      I get that the tone used was to mirror Arby’s sarcasm and I love a sassy and witty response as much as the next vegan, don’t get me wrong. But to me, responding to an obvious marketing ploy meant to rile up the ranks so to speak seems like we’re just giving Arby’s what they wanted all along- free press.

      There is a place for anger in the vegan movement- I’m a big advocate of using the anger we experience in a positive way. But in this instance, what did we really expect from a failing fast food company who profits off of the lives of animals?

      Thank you for taking the time to share your voice with the YDV community. I appreciate the work you do on behalf of animals and hope to engage with you more :)

      • marlarose July 10, 2015 at 8:26 am - Reply

        Thanks so much for your kind words and your thoughts, KD! I appreciate what you are doing very much.

        In terms of “the Arby’s thing” really, what it is about is not giving them attention but capitalizing on an opportunity to hijack the conversation as much as we can and divert it to our message. It really is anyone’s guess as to what captivates and engages people. I really think that it is going to take all kinds of engagement — funny, sarcastic, informative, confrontational, helpful, etc. — to get through to the public, though I usually fall on the side of trying to be helpful. Hell, I wrote a whole essay a couple of weeks ago on the value of being nice. :D But as you said, using anger in a positive way can be productive as well. Just to clarify, though, this wasn’t about engaging Arby’s but to speak to those who might be listening due to the sh*tstorm around their campaign. Some will be offended, some will think it’s silly, some will be indifferent but some will hear. I think that is the best we can always hope for in the end.
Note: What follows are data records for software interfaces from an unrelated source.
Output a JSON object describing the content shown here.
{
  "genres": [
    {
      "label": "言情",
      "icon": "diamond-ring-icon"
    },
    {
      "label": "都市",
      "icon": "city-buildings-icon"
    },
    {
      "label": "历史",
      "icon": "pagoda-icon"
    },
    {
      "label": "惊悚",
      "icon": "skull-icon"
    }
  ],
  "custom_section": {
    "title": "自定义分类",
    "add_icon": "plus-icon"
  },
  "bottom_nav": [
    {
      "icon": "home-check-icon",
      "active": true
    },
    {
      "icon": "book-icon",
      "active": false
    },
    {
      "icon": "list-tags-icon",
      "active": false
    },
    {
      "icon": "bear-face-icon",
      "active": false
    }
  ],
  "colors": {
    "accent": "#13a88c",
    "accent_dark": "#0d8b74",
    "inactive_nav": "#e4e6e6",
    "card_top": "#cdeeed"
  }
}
        Anyway, KD, thanks again so much for all that you do and for helping to build a more compassionate and just world. Much respect!

    • eponasflame July 9, 2015 at 5:43 pm - Reply

      good for you…we need national attention…use this attention on arby’s ad to educate

  10. Matt Ruscigno RD MPH July 9, 2015 at 9:57 am - Reply

    I think we shouldn’t respond at all, it puts us right into their plan- advertising through outrage. Vegans are a predictable bunch and Arby’s knew our collective outrage would help them get attention. Look at how many vegans are now posting about them all over social media. Totally fell for it, imho.

    • KD Traegner July 9, 2015 at 2:26 pm - Reply

      Thank you for this -> “advertising through outrage” because it describes perfectly what I mean. I think a response was warranted, but wish it was more educational in nature. But yeah, we did totally fall for it. Though, I refuse to link to them or using their Twitter handle so as not to send more traffic their way.

  11. Michael July 8, 2015 at 8:14 pm - Reply

    Wonderful article……Michael

    • KD Traegner July 9, 2015 at 9:28 am - Reply

      Thanks for the feedback Michael, I appreciate hearing from you!

Leave A Comment

HELLO! I'm KD Angle-Traegner.

Writer, activist, and founder of Four Urban Paws Sanctuary. I’m on a mission to help people live a vegan life. Read more about KD…